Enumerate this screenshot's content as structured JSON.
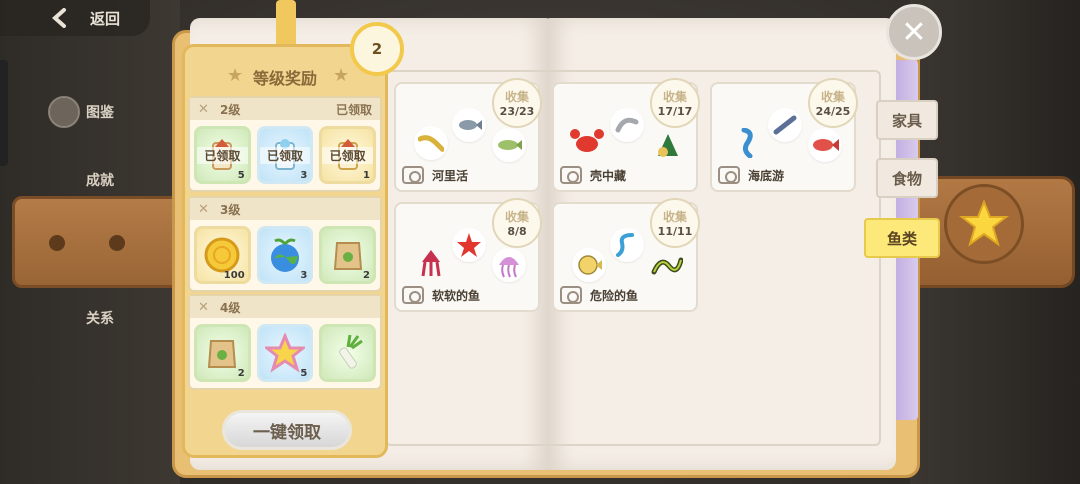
{
  "nav": {
    "back_label": "返回",
    "menu": [
      "图鉴",
      "成就",
      "关系"
    ]
  },
  "reward_panel": {
    "title": "等级奖励",
    "level": "2",
    "tiers": [
      {
        "level_label": "2级",
        "status": "已领取",
        "items": [
          {
            "icon": "scroll-tag-icon",
            "count": "5",
            "claimed": "已领取",
            "bg": "green"
          },
          {
            "icon": "bubble-tag-icon",
            "count": "3",
            "claimed": "已领取",
            "bg": "blue"
          },
          {
            "icon": "star-tag-icon",
            "count": "1",
            "claimed": "已领取",
            "bg": "yellow"
          }
        ]
      },
      {
        "level_label": "3级",
        "status": "",
        "items": [
          {
            "icon": "gold-coin-icon",
            "count": "100",
            "bg": "yellow"
          },
          {
            "icon": "globe-sprout-icon",
            "count": "3",
            "bg": "blue"
          },
          {
            "icon": "seed-bag-icon",
            "count": "2",
            "bg": "green"
          }
        ]
      },
      {
        "level_label": "4级",
        "status": "",
        "items": [
          {
            "icon": "seed-bag-icon",
            "count": "2",
            "bg": "green"
          },
          {
            "icon": "rainbow-star-icon",
            "count": "5",
            "bg": "blue"
          },
          {
            "icon": "leek-icon",
            "count": "",
            "bg": "green"
          }
        ]
      }
    ],
    "claim_all_label": "一键领取"
  },
  "collections": [
    {
      "name": "河里活",
      "collect_label": "收集",
      "count": "23/23",
      "icons": [
        "eel-icon",
        "fish-icon",
        "trout-icon"
      ]
    },
    {
      "name": "壳中藏",
      "collect_label": "收集",
      "count": "17/17",
      "icons": [
        "crab-icon",
        "shrimp-icon",
        "snail-icon"
      ]
    },
    {
      "name": "海底游",
      "collect_label": "收集",
      "count": "24/25",
      "icons": [
        "seahorse-icon",
        "sardine-icon",
        "red-fish-icon"
      ]
    },
    {
      "name": "软软的鱼",
      "collect_label": "收集",
      "count": "8/8",
      "icons": [
        "squid-icon",
        "starfish-icon",
        "jellyfish-icon"
      ]
    },
    {
      "name": "危险的鱼",
      "collect_label": "收集",
      "count": "11/11",
      "icons": [
        "pufferfish-icon",
        "snake-icon",
        "moray-icon"
      ]
    }
  ],
  "categories": [
    {
      "label": "家具",
      "active": false
    },
    {
      "label": "食物",
      "active": false
    },
    {
      "label": "鱼类",
      "active": true
    }
  ],
  "colors": {
    "panel_gold": "#f2d690",
    "active_tab": "#fde97a",
    "page": "#f4eee6"
  }
}
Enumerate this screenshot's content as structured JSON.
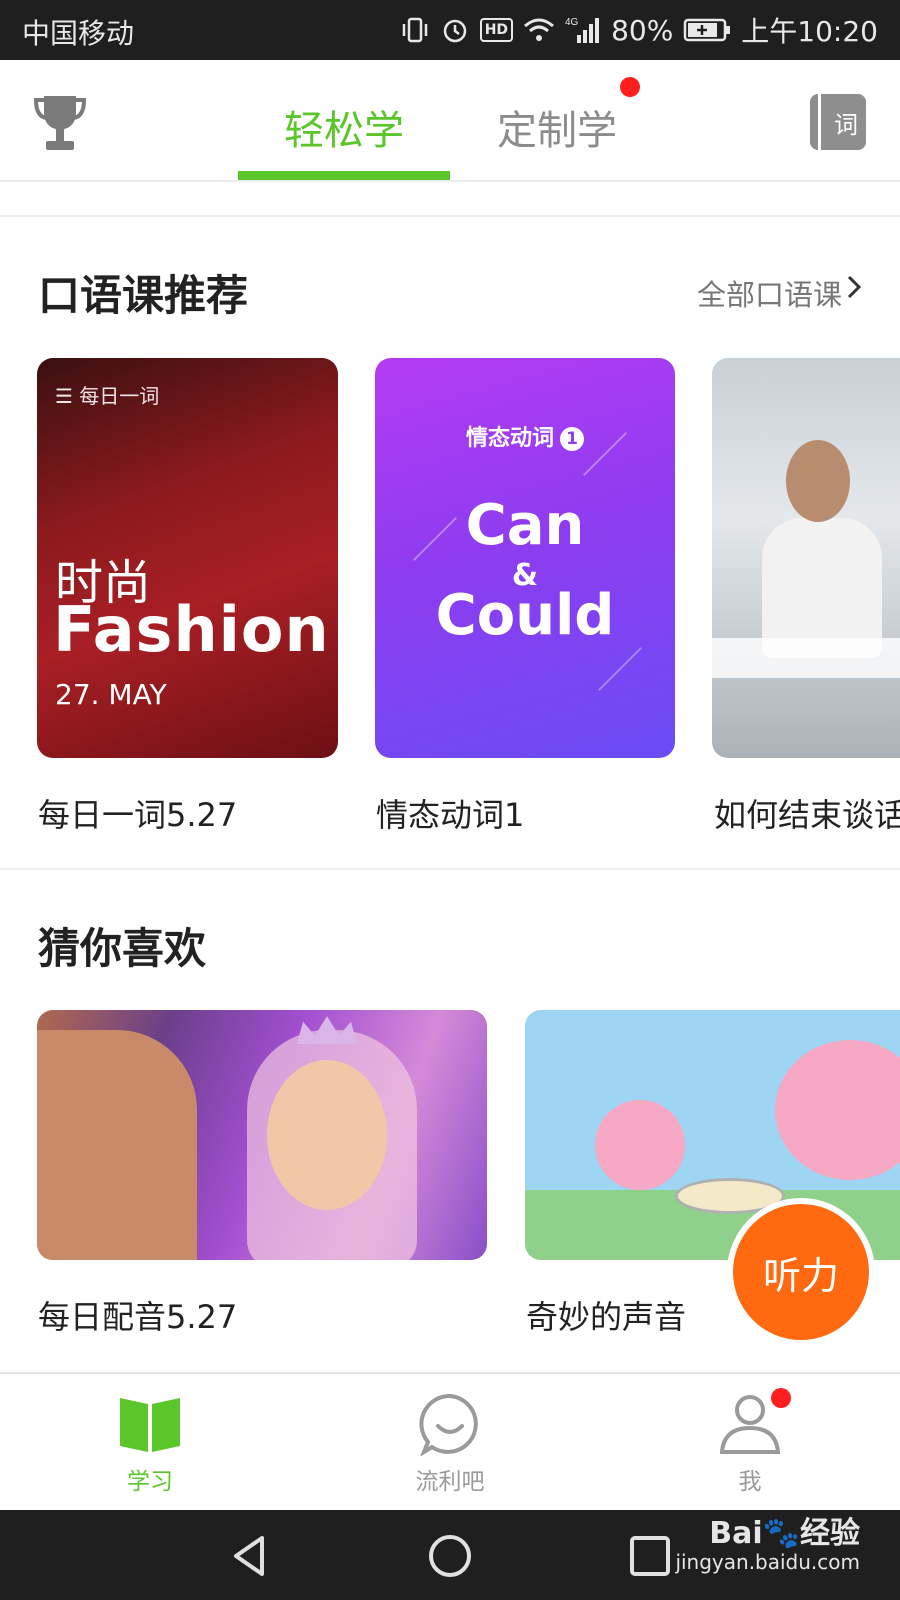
{
  "status_bar": {
    "carrier": "中国移动",
    "network": "4G",
    "hd": "HD",
    "battery": "80%",
    "time": "上午10:20"
  },
  "header": {
    "tabs": [
      {
        "label": "轻松学",
        "active": true
      },
      {
        "label": "定制学",
        "active": false,
        "has_badge": true
      }
    ],
    "vocab_button": "词"
  },
  "speaking_section": {
    "title": "口语课推荐",
    "all_link": "全部口语课",
    "cards": [
      {
        "caption": "每日一词5.27",
        "tag": "☰ 每日一词",
        "title_cn": "时尚",
        "title_en": "Fashion",
        "date": "27. MAY"
      },
      {
        "caption": "情态动词1",
        "tag": "情态动词",
        "tag_number": "1",
        "word1": "Can",
        "amp": "&",
        "word2": "Could"
      },
      {
        "caption": "如何结束谈话"
      }
    ]
  },
  "guess_section": {
    "title": "猜你喜欢",
    "cards": [
      {
        "caption": "每日配音5.27"
      },
      {
        "caption": "奇妙的声音"
      }
    ],
    "floating_button": "听力"
  },
  "bottom_nav": {
    "items": [
      {
        "label": "学习",
        "icon": "book-icon",
        "active": true
      },
      {
        "label": "流利吧",
        "icon": "chat-smile-icon",
        "active": false
      },
      {
        "label": "我",
        "icon": "user-icon",
        "active": false,
        "has_badge": true
      }
    ]
  },
  "watermark": {
    "main": "Bai🐾经验",
    "sub": "jingyan.baidu.com"
  },
  "colors": {
    "accent": "#5ac62a",
    "badge": "#ff1f1f",
    "listen": "#ff6a10",
    "purple": "#8f3cf0"
  }
}
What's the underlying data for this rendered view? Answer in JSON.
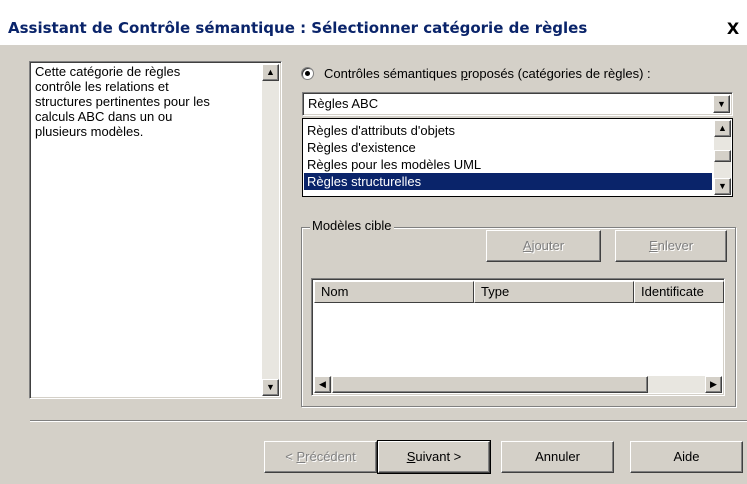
{
  "window": {
    "title": "Assistant de Contrôle sémantique : Sélectionner catégorie de règles",
    "close_glyph": "X"
  },
  "description": {
    "text": "Cette catégorie de règles\ncontrôle les relations et\nstructures pertinentes pour les\ncalculs ABC dans un ou\nplusieurs modèles."
  },
  "proposed": {
    "label_pre": "Contrôles sémantiques ",
    "label_underlined": "p",
    "label_post": "roposés (catégories de règles) :",
    "selected_value": "Règles ABC",
    "options": [
      "Règles d'attributs d'objets",
      "Règles d'existence",
      "Règles pour les modèles UML",
      "Règles structurelles"
    ],
    "highlighted_index": 3
  },
  "target_models": {
    "group_label": "Modèles cible",
    "add": {
      "u": "A",
      "rest": "jouter"
    },
    "remove": {
      "u": "E",
      "rest": "nlever"
    },
    "columns": [
      "Nom",
      "Type",
      "Identificate"
    ]
  },
  "footer": {
    "prev": {
      "pre": "< ",
      "u": "P",
      "rest": "récédent"
    },
    "next": {
      "u": "S",
      "rest": "uivant >"
    },
    "cancel": "Annuler",
    "help": "Aide"
  },
  "icons": {
    "scroll_up": "▲",
    "scroll_down": "▼",
    "scroll_left": "◀",
    "scroll_right": "▶",
    "dropdown": "▼"
  }
}
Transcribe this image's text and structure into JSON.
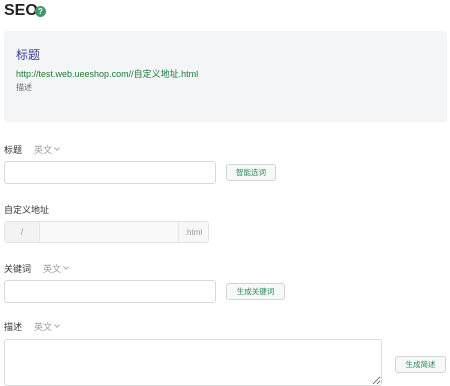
{
  "header": {
    "title": "SEO",
    "help_icon": "question-circle-icon",
    "help_glyph": "?"
  },
  "preview": {
    "title": "标题",
    "url": "http://test.web.ueeshop.com//自定义地址.html",
    "description": "描述"
  },
  "fields": {
    "title": {
      "label": "标题",
      "language": "英文",
      "value": "",
      "button": "智能选词"
    },
    "custom_url": {
      "label": "自定义地址",
      "prefix": "/",
      "value": "",
      "suffix": ".html"
    },
    "keywords": {
      "label": "关键词",
      "language": "英文",
      "value": "",
      "button": "生成关键词"
    },
    "description": {
      "label": "描述",
      "language": "英文",
      "value": "",
      "button": "生成简述"
    }
  },
  "colors": {
    "accent": "#2e8b57",
    "preview_title": "#3b3b9b",
    "preview_url": "#1e7a35",
    "preview_bg": "#f4f5f7"
  }
}
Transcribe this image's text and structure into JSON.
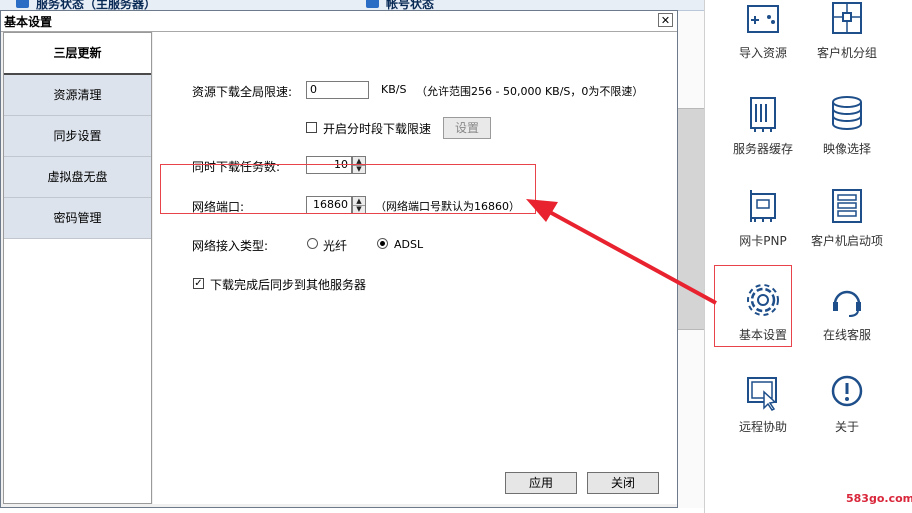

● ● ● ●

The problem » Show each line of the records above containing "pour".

Response to the exercise »
    "text": "Cette catégorie de règles\ncontrôle les relations et\nstructures pertinentes pour les\ncalculs ABC dans un ou\nplusieurs modèles."
      "Règles pour les modèles UML",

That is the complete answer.